I got food poisoning. I feel like I brought this on myself, too. Unfortunately, Thailand is a country where it is not uncommon to experience at least one bout of food poisoning during your time here. So, after I had made it nearly four months escaping a stomach bug, and having less than a month left, I smugly thought to myself “wow, I made it this whole time without falling victim to the horrors of salmonella or e. coli or who even knows.” One week later, I was bed ridden with food poisoning. So, I don’t fully understand when people can pinpoint exactly what gave them food poisoning unless they ate with a big group that all got sick. But when there’s only one victim and the person can say, “Oh it was that rogue mushroom in that slice of pizza I ate at 7:37 pm on Friday night”, I must say I commend their true detective work there. For me, it could have been any of my meals within the span of about two days, but my theory is that it was bad chicken.

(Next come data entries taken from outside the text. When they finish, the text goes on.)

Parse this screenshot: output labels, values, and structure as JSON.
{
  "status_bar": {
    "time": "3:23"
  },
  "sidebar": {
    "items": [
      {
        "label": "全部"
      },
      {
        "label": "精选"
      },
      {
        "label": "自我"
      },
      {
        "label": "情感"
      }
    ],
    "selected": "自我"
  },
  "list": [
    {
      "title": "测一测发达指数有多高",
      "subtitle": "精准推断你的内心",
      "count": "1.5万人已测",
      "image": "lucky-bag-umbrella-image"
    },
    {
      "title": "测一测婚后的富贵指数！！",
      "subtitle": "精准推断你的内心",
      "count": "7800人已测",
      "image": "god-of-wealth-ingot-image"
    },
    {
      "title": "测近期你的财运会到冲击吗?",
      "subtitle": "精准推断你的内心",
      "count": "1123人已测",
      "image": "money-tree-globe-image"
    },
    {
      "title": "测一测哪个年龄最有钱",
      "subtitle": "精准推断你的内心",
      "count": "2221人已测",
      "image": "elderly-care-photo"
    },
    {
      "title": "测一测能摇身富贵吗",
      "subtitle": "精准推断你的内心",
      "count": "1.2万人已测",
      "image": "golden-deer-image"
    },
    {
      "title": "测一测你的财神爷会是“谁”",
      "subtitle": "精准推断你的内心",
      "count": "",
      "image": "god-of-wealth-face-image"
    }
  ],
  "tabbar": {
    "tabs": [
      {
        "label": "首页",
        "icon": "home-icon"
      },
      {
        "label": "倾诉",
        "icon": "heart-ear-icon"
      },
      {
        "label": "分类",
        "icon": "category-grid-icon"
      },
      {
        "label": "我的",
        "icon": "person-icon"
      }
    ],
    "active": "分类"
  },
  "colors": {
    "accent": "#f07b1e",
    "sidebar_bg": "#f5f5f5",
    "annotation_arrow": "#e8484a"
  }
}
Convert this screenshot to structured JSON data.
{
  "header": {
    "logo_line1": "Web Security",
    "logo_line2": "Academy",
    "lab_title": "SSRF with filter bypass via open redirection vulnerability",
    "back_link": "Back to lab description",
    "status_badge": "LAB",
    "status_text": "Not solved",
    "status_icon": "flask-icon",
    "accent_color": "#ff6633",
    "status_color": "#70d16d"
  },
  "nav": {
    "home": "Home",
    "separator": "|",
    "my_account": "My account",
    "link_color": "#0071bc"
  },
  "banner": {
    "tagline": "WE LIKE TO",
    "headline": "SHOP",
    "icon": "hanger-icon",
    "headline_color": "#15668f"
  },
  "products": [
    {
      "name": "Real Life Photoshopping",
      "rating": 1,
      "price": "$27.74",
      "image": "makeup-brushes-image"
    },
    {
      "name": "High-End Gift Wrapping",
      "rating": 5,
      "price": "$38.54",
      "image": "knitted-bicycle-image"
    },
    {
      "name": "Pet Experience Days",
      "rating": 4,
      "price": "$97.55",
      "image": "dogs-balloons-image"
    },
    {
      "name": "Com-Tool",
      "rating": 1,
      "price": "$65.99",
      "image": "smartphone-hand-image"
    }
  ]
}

It started with a splitting headache on Sunday afternoon and progressed to stomach cramps. Next, it was all the pleasantries you can imagine go along with stomach cramps, including but not limited to dehydration. I took Monday and Tuesday off work, and after feeling slightly better on Wednesday, I decided to brave my classes. My oh my that was a rough day of work. I went to the doctor that night, got an unspecified injection in my gluteus maximus and prescriptions for five different kinds of medicines and hoped that this would put me on the mend. No. The next day was the worst, so I took Thursday off work. Feeling slightly stronger after some sleep, I forced myself to go in again Friday, and by Saturday I was finally somewhat back to normal. This happened about a week ago and, over a week later, I think I’m finally about 97% back to normal. Moral of the story: don’t be smug because karma will be sure to get you.

This brings my list of “noteworthy behind the scenes occurrences”to a close even though you’ve gotta know I only scratched the surface. Let’s just say random intense police searches, weirdly intimate massages, and moments of seasickness on ferries did not make the cut. This was not meant to be a list of negative things at all, but rather a real time depiction of every day life behind the glamour shots I’ve been boasting over Facebook. I have had such an amazing time in Thailand traveling to such unique and beautiful places. It has also been so deeply rewarding forming bonds with both my wonderful students, my helpful Thai teachers, and strangers I’ve met through my travels. I have learned so so so much during my time here, and I hope to write another more introspective post about my overall experience in Thailand once I return to America (which will be March 19. Time flies people, mark your calendars!!)  For now, let me just count my lucky stars that the food poisoning came and went before my brother arrives tomorrow morning (!!) to gallivant around the country with me during my last two weeks in the land of smiles. Thanks for being patient during my hiatus!


Rachel on Thai time